Both potential lovers are brilliantly characterized and somewhat contrasting. Sam Furness is a rather nerdy yet undoubtedly sexy Flamand. He’s unsure of both the power of his music and his own power, rather intense yet apt to get carried away.
Furness has fine lyric tenor and a wonderfully ringing tone, and in his declaration to the countess produced oodles of gorgeous tone. So it seems churlish to complain that making the volume lower, making it more conversational, would have benefited the piece.
Gavan Ring is similarly vocally intense, a rather older, more mature Olivier. He’s definitely the senior in any operatic partnership between the two, more considered, and less impulsive than Furness’s Flamand. Yet Ring is no less vividly convincing and similarly operatic in his declaration to the countess.

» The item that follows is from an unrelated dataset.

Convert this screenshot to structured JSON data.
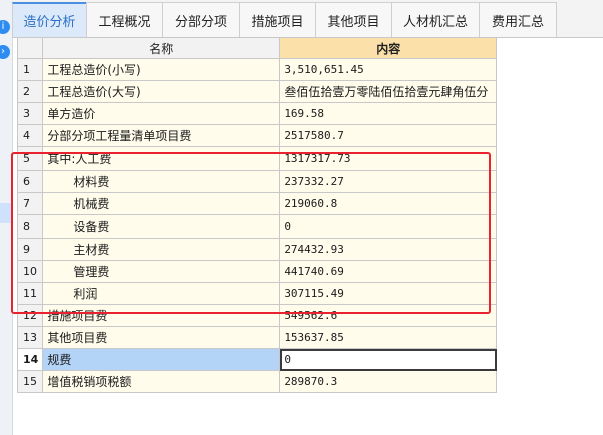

Andrew Shore’s La Roche is a brilliant comic creation, someone who is easy to laugh at. Of course, everyone gangs up on him in the second half, and then he turns the tables with a brilliant defense of his art. It is this speech which is the essence of the opera, and here Shore drew on his experience to make both text and music count.
William Dazeley makes an elegant Count, taking life at a rather easier pace than his sister. Hanna Hipp is Clairon, the actress who draws his attention. Dazeley and Hipp develop a delightful sparring relationship, with Hipp very much channeling one of the strong 1940s Hollywood film stars; while her hairstyle suggests Veronica Lake, her manner suggests Bette Davis.
Nika Goric and Caspar Singh are the delightful Italian singers, with Lowri Shone as the elegant dancer. Benjamin Bevan created the role of the Major-Domo with great aplomb. Silent for most of the opera, Bevan is still wonderfully expressive and, of course, he gets the last word in the opera!
Graham Clark has great fun with the role of Monsieur Taupe, the prompter who appears at the very end.
The young group of singers who form the servants are inevitably ubiquitous during the action and then amuse greatly, with the chorus commenting on the actions of their ‘”betters.”
The opera opens with Strauss’s glorious sextet, here playing in the 18th-century salon, by an ensemble that included four students from the Royal Academy of Music. The performance makes the opera start with real expressive style.
The orchestra gives us some superb solo moments in Strauss’s complex score; though, in an ideal world, the overall tone would perhaps be a little more luxurious. As I have suggested, there were also moments when the orchestra was a little too present, and this tended to push the music away from pure conversation.
Garsington has assembled a wonderfully balanced cast, which enables Miah Persson to shine beautifully. And shine she does, bringing a little bit of magic to the stage. And in the closing scene, she manages to combine radiance of tone with a sense of the implicit rightness and seriousness of the dilemma the Countess faces.
Robert Hugill is a composer, lecturer, journalist, and classical music blogger. He runs the classical music blog Planet Hugill, writes for the Opera Today website, and Opera Today and Opera magazines. He lectures and gives pre-concert talks on opera and classical music in London. As a composer, his disc of songs “Quickening” was issued by Navona Records in 2017. This article is reprinted with permission from Planet Hugill.